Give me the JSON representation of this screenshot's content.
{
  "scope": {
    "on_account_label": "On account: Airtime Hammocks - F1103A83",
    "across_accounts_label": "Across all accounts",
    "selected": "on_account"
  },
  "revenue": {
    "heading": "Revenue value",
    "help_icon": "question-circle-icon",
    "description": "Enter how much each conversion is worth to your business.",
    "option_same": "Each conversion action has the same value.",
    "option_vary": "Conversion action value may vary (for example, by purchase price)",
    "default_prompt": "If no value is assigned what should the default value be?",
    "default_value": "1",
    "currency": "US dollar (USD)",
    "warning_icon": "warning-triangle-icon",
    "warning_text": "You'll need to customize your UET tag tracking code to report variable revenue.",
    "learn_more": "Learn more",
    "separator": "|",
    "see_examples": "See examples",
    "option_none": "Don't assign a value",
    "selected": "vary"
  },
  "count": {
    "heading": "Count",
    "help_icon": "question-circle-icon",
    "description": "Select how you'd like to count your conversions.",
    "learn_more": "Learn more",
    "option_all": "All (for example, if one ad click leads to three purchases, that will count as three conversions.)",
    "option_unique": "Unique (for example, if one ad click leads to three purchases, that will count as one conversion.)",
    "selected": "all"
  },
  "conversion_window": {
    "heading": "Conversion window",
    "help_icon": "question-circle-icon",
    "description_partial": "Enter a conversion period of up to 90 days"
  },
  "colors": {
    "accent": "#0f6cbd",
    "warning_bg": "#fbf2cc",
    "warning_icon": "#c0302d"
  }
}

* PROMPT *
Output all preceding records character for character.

* ANSWER BOX *
Give me the JSON representation of this screenshot's content.
{
  "scope": {
    "on_account_label": "On account: Airtime Hammocks - F1103A83",
    "across_accounts_label": "Across all accounts",
    "selected": "on_account"
  },
  "revenue": {
    "heading": "Revenue value",
    "help_icon": "question-circle-icon",
    "description": "Enter how much each conversion is worth to your business.",
    "option_same": "Each conversion action has the same value.",
    "option_vary": "Conversion action value may vary (for example, by purchase price)",
    "default_prompt": "If no value is assigned what should the default value be?",
    "default_value": "1",
    "currency": "US dollar (USD)",
    "warning_icon": "warning-triangle-icon",
    "warning_text": "You'll need to customize your UET tag tracking code to report variable revenue.",
    "learn_more": "Learn more",
    "separator": "|",
    "see_examples": "See examples",
    "option_none": "Don't assign a value",
    "selected": "vary"
  },
  "count": {
    "heading": "Count",
    "help_icon": "question-circle-icon",
    "description": "Select how you'd like to count your conversions.",
    "learn_more": "Learn more",
    "option_all": "All (for example, if one ad click leads to three purchases, that will count as three conversions.)",
    "option_unique": "Unique (for example, if one ad click leads to three purchases, that will count as one conversion.)",
    "selected": "all"
  },
  "conversion_window": {
    "heading": "Conversion window",
    "help_icon": "question-circle-icon",
    "description_partial": "Enter a conversion period of up to 90 days"
  },
  "colors": {
    "accent": "#0f6cbd",
    "warning_bg": "#fbf2cc",
    "warning_icon": "#c0302d"
  }
}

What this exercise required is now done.